■ TASK TO CARRY OUT
In the records below, find the lines that include the string "Blvd" and report how many there are, nothing else.

■ AVAILABLE DATA
━━━━━━━━━━━━━━━━━━━━━━━━━━━━━━
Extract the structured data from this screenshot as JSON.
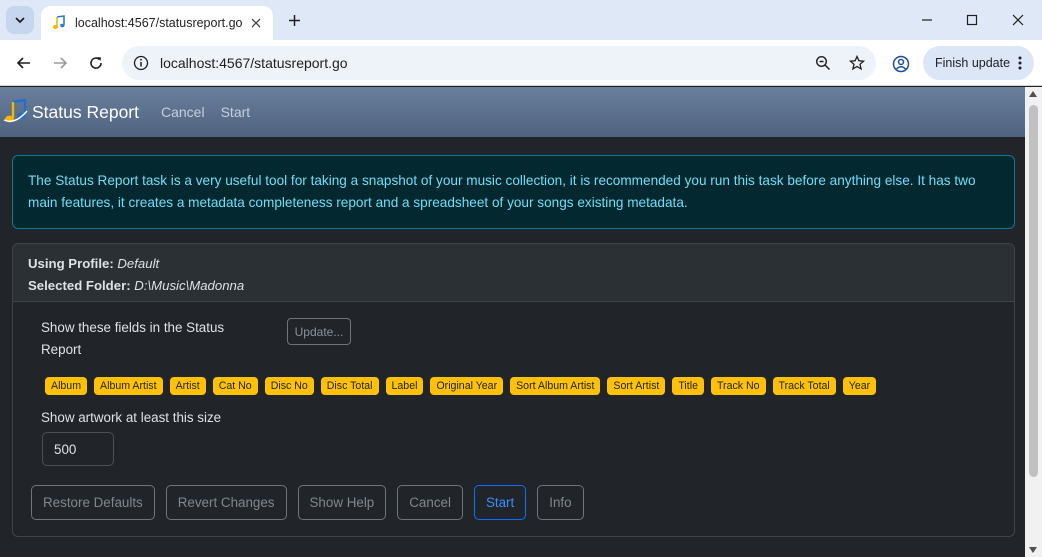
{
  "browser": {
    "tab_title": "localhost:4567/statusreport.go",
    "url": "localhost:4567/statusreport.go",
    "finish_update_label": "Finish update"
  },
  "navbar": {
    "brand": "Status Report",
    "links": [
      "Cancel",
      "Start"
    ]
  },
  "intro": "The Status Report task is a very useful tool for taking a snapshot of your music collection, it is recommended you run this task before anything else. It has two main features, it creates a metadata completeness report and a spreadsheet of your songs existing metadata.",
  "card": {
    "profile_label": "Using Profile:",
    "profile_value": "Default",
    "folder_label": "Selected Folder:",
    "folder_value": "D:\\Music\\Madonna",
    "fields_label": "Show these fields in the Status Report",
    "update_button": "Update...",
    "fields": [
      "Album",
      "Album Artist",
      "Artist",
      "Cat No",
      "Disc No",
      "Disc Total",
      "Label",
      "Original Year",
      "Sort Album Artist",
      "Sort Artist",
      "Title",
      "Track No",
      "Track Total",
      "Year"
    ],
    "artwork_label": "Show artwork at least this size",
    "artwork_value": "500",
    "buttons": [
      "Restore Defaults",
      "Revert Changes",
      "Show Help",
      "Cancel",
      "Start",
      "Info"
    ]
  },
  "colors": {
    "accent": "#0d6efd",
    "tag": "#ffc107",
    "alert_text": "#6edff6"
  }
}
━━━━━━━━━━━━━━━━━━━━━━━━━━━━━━
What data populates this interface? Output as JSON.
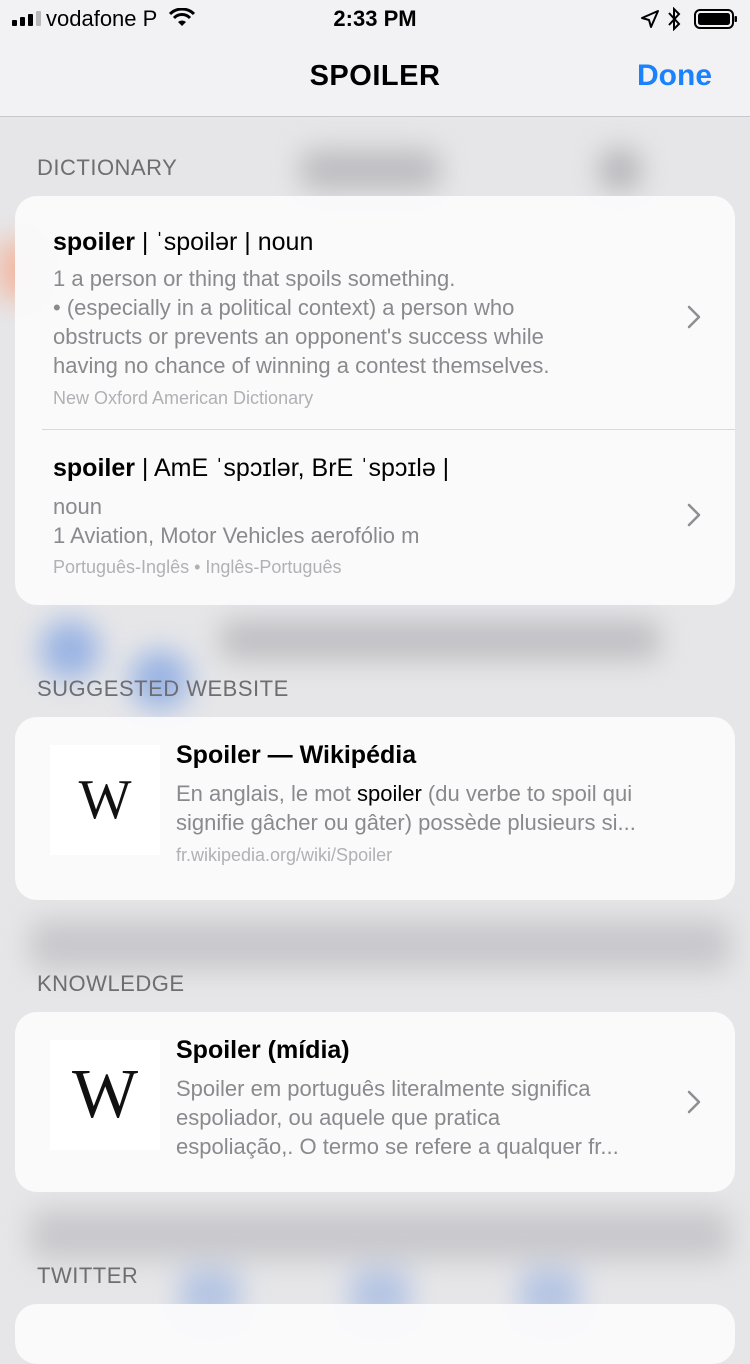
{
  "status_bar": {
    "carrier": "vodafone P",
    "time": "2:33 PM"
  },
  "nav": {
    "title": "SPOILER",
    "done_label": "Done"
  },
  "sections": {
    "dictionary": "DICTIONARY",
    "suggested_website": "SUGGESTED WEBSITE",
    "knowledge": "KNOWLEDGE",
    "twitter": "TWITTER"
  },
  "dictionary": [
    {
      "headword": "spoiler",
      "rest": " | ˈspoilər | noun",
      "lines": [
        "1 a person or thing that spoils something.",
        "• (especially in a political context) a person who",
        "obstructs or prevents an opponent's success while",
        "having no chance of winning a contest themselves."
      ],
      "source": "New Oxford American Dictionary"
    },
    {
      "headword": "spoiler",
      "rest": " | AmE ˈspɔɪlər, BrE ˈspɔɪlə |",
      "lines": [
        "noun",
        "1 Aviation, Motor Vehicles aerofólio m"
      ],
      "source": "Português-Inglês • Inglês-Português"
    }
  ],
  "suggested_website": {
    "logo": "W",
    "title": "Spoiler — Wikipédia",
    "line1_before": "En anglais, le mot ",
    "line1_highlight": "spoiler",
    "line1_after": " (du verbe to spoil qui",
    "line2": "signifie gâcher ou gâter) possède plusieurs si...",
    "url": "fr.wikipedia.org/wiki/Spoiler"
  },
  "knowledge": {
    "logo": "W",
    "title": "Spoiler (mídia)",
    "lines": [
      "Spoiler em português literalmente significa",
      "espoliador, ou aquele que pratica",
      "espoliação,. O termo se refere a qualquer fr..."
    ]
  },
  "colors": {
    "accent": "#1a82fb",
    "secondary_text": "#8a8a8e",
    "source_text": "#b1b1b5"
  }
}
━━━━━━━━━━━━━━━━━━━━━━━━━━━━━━
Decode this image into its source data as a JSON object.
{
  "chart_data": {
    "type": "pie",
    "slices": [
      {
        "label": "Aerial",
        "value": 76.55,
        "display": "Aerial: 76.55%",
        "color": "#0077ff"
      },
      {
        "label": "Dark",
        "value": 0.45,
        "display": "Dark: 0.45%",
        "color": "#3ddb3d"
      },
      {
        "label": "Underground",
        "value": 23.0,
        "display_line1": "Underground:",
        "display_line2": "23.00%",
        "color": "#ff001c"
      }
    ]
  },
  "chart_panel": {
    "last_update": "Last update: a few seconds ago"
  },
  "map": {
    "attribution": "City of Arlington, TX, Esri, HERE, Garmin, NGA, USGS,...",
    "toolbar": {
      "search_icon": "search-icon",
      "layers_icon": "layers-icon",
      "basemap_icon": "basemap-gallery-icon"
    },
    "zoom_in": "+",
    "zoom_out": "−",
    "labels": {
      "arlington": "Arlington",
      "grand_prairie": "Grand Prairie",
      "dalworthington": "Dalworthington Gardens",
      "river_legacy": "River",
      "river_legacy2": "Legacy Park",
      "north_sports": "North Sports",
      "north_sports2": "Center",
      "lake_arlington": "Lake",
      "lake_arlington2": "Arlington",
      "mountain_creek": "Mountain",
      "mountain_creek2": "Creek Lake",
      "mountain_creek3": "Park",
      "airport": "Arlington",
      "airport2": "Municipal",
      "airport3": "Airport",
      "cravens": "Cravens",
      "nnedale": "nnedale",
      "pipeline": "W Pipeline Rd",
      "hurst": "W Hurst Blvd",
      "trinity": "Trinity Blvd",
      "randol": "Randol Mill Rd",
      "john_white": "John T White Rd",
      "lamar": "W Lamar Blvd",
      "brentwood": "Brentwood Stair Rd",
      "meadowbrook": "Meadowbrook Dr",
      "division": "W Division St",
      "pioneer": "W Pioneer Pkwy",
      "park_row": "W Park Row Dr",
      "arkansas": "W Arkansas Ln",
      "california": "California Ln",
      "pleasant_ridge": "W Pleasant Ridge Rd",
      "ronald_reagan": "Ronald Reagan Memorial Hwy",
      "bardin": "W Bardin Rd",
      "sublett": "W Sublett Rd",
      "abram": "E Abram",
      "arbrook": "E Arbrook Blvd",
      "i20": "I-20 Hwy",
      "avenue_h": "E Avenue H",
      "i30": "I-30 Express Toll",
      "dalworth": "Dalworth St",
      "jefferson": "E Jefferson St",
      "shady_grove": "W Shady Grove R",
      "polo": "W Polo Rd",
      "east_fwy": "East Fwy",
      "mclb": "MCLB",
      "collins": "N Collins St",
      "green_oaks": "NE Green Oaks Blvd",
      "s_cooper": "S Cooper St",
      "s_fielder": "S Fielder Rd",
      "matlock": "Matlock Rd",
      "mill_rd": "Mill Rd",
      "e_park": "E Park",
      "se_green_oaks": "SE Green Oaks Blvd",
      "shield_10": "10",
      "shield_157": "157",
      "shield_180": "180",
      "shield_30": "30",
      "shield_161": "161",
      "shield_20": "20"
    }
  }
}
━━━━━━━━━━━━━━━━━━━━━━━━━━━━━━
■ RESPONSE TO THE TASK
6